:: How to complete this task ::
Wherever a line in the records below contains "score", copy that line.

:: Records to process ::
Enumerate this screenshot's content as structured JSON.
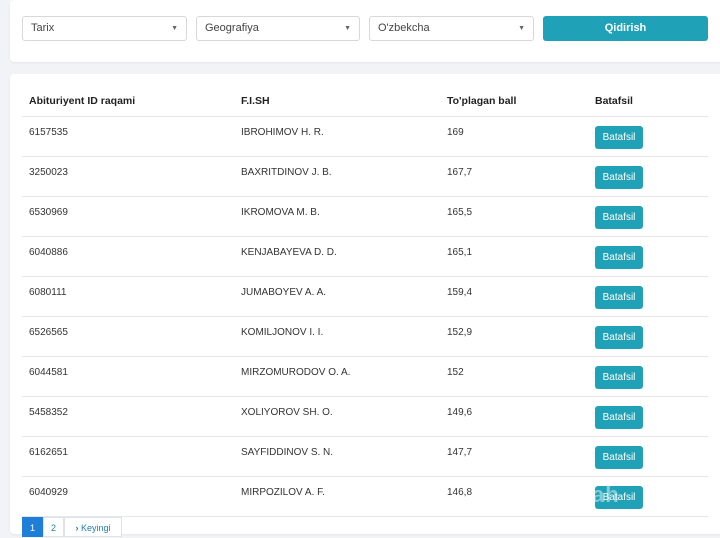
{
  "filters": {
    "subject1": "Tarix",
    "subject2": "Geografiya",
    "language": "O'zbekcha",
    "search_label": "Qidirish"
  },
  "table": {
    "headers": [
      "Abituriyent ID raqami",
      "F.I.SH",
      "To'plagan ball",
      "Batafsil"
    ],
    "rows": [
      {
        "id": "6157535",
        "name": "IBROHIMOV H. R.",
        "score": "169",
        "action": "Batafsil"
      },
      {
        "id": "3250023",
        "name": "BAXRITDINOV J. B.",
        "score": "167,7",
        "action": "Batafsil"
      },
      {
        "id": "6530969",
        "name": "IKROMOVA M. B.",
        "score": "165,5",
        "action": "Batafsil"
      },
      {
        "id": "6040886",
        "name": "KENJABAYEVA D. D.",
        "score": "165,1",
        "action": "Batafsil"
      },
      {
        "id": "6080111",
        "name": "JUMABOYEV A. A.",
        "score": "159,4",
        "action": "Batafsil"
      },
      {
        "id": "6526565",
        "name": "KOMILJONOV I. I.",
        "score": "152,9",
        "action": "Batafsil"
      },
      {
        "id": "6044581",
        "name": "MIRZOMURODOV O. A.",
        "score": "152",
        "action": "Batafsil"
      },
      {
        "id": "5458352",
        "name": "XOLIYOROV SH. O.",
        "score": "149,6",
        "action": "Batafsil"
      },
      {
        "id": "6162651",
        "name": "SAYFIDDINOV S. N.",
        "score": "147,7",
        "action": "Batafsil"
      },
      {
        "id": "6040929",
        "name": "MIRPOZILOV A. F.",
        "score": "146,8",
        "action": "Batafsil"
      }
    ]
  },
  "pagination": {
    "pages": [
      "1",
      "2"
    ],
    "active": "1",
    "next_label": "Keyingi"
  },
  "watermark": "ah",
  "colors": {
    "accent": "#1fa2b8",
    "page_active": "#1f7fd8"
  },
  "icons": {
    "select_caret": "caret-down-icon",
    "next": "chevron-right-icon"
  }
}
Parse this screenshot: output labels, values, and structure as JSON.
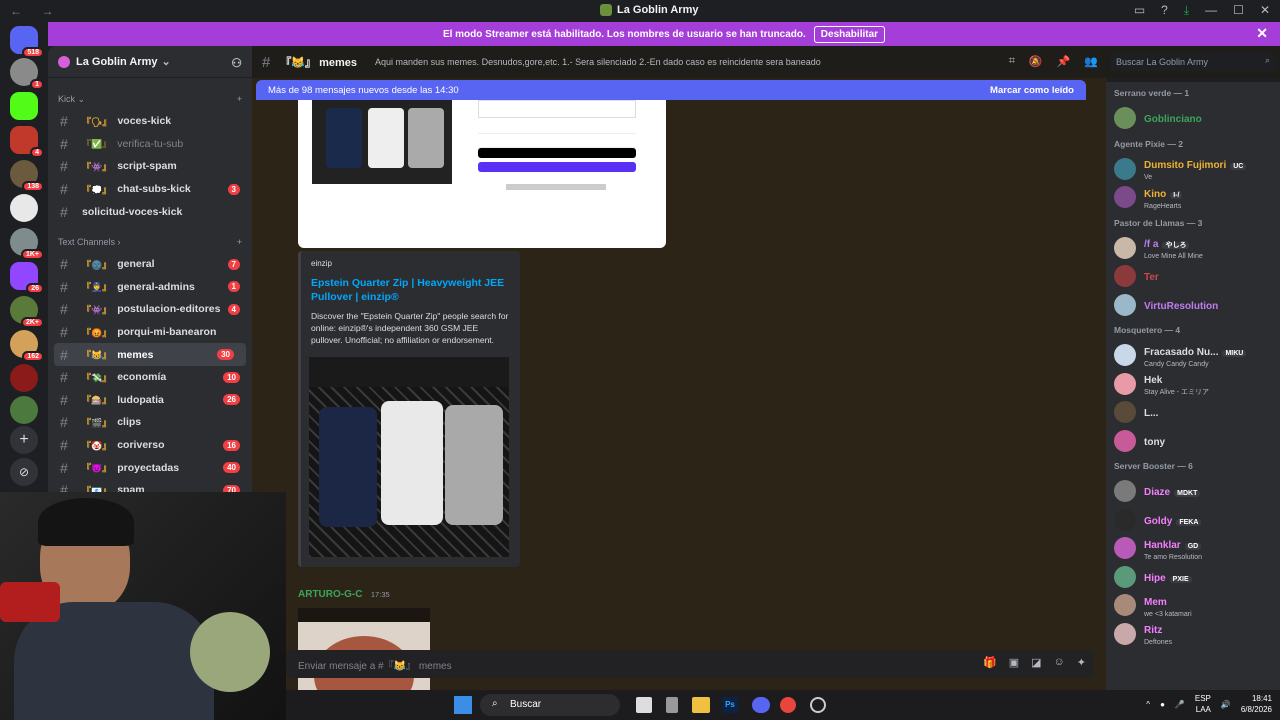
{
  "window": {
    "title": "La Goblin Army"
  },
  "streamer_banner": {
    "text": "El modo Streamer está habilitado. Los nombres de usuario se han truncado.",
    "button": "Deshabilitar"
  },
  "guild_badges": [
    "518",
    "1",
    "4",
    "138",
    "1K+",
    "26",
    "2K+",
    "162"
  ],
  "server": {
    "name": "La Goblin Army"
  },
  "categories": [
    {
      "name": "Kick",
      "channels": [
        {
          "name": "voces-kick",
          "emoji": "『🗣』",
          "muted": false,
          "badge": ""
        },
        {
          "name": "verifica-tu-sub",
          "emoji": "『✅』",
          "muted": true,
          "badge": ""
        },
        {
          "name": "script-spam",
          "emoji": "『👾』",
          "muted": false,
          "badge": ""
        },
        {
          "name": "chat-subs-kick",
          "emoji": "『💭』",
          "muted": false,
          "badge": "3"
        },
        {
          "name": "solicitud-voces-kick",
          "emoji": "",
          "muted": false,
          "badge": ""
        }
      ]
    },
    {
      "name": "Text Channels",
      "channels": [
        {
          "name": "general",
          "emoji": "『🌚』",
          "muted": false,
          "badge": "7"
        },
        {
          "name": "general-admins",
          "emoji": "『👮』",
          "muted": false,
          "badge": "1"
        },
        {
          "name": "postulacion-editores",
          "emoji": "『👾』",
          "muted": false,
          "badge": "4"
        },
        {
          "name": "porqui-mi-banearon",
          "emoji": "『😡』",
          "muted": false,
          "badge": ""
        },
        {
          "name": "memes",
          "emoji": "『😹』",
          "muted": false,
          "badge": "30",
          "active": true
        },
        {
          "name": "economía",
          "emoji": "『💸』",
          "muted": false,
          "badge": "10"
        },
        {
          "name": "ludopatia",
          "emoji": "『🎰』",
          "muted": false,
          "badge": "26"
        },
        {
          "name": "clips",
          "emoji": "『🎬』",
          "muted": false,
          "badge": ""
        },
        {
          "name": "coriverso",
          "emoji": "『🤡』",
          "muted": false,
          "badge": "16"
        },
        {
          "name": "proyectadas",
          "emoji": "『😈』",
          "muted": false,
          "badge": "40"
        },
        {
          "name": "spam",
          "emoji": "『📧』",
          "muted": false,
          "badge": "70"
        }
      ]
    }
  ],
  "channel_header": {
    "name": "memes",
    "emoji": "『😹』",
    "topic": "Aqui manden sus memes. Desnudos,gore,etc. 1.- Sera silenciado 2.-En dado caso es reincidente sera baneado"
  },
  "search": {
    "placeholder": "Buscar La Goblin Army"
  },
  "new_messages": {
    "text": "Más de 98 mensajes nuevos desde las 14:30",
    "mark": "Marcar como leído"
  },
  "embed": {
    "provider": "einzip",
    "title": "Epstein Quarter Zip | Heavyweight JEE Pullover | einzip®",
    "description": "Discover the \"Epstein Quarter Zip\" people search for online: einzip®'s independent 360 GSM JEE pullover. Unofficial; no affiliation or endorsement."
  },
  "message": {
    "author": "ARTURO-G-C",
    "time": "17:35"
  },
  "composer": {
    "placeholder": "Enviar mensaje a #『😹』 memes"
  },
  "member_groups": [
    {
      "name": "Serrano verde — 1",
      "members": [
        {
          "name": "Goblinciano",
          "status": "",
          "color": "#3ba55c",
          "tag": ""
        }
      ]
    },
    {
      "name": "Agente Pixie — 2",
      "members": [
        {
          "name": "Dumsito Fujimori",
          "status": "Ve",
          "color": "#f0b232",
          "tag": "UC"
        },
        {
          "name": "Kino",
          "status": "RageHearts",
          "color": "#f0b232",
          "tag": "I-/"
        }
      ]
    },
    {
      "name": "Pastor de Llamas — 3",
      "members": [
        {
          "name": "/f a",
          "status": "Love Mine All Mine",
          "color": "#c27cf0",
          "tag": "やしろ"
        },
        {
          "name": "Ter",
          "status": "",
          "color": "#c94a4a",
          "tag": ""
        },
        {
          "name": "VirtuResolution",
          "status": "",
          "color": "#c27cf0",
          "tag": ""
        }
      ]
    },
    {
      "name": "Mosquetero — 4",
      "members": [
        {
          "name": "Fracasado Nu...",
          "status": "Candy Candy Candy",
          "color": "#dbdee1",
          "tag": "MIKU"
        },
        {
          "name": "Hek",
          "status": "Stay Alive - エミリア",
          "color": "#dbdee1",
          "tag": ""
        },
        {
          "name": "L...",
          "status": "",
          "color": "#dbdee1",
          "tag": ""
        },
        {
          "name": "tony",
          "status": "",
          "color": "#dbdee1",
          "tag": ""
        }
      ]
    },
    {
      "name": "Server Booster — 6",
      "members": [
        {
          "name": "Diaze",
          "status": "",
          "color": "#f47fff",
          "tag": "MDKT"
        },
        {
          "name": "Goldy",
          "status": "",
          "color": "#f47fff",
          "tag": "FEKA"
        },
        {
          "name": "Hanklar",
          "status": "Te amo Resolution",
          "color": "#f47fff",
          "tag": "GD"
        },
        {
          "name": "Hipe",
          "status": "",
          "color": "#f47fff",
          "tag": "PXIE"
        },
        {
          "name": "Mem",
          "status": "we <3 katamari",
          "color": "#f47fff",
          "tag": ""
        },
        {
          "name": "Ritz",
          "status": "Deftones",
          "color": "#f47fff",
          "tag": ""
        }
      ]
    }
  ],
  "taskbar": {
    "search": "Buscar",
    "lang": "ESP",
    "lang2": "LAA",
    "time": "18:41",
    "date": "6/8/2026"
  }
}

:: Exercise solution ::
        "score": "169",
        "score": "167,7",
        "score": "165,5",
        "score": "165,1",
        "score": "159,4",
        "score": "152,9",
        "score": "152",
        "score": "149,6",
        "score": "147,7",
        "score": "146,8",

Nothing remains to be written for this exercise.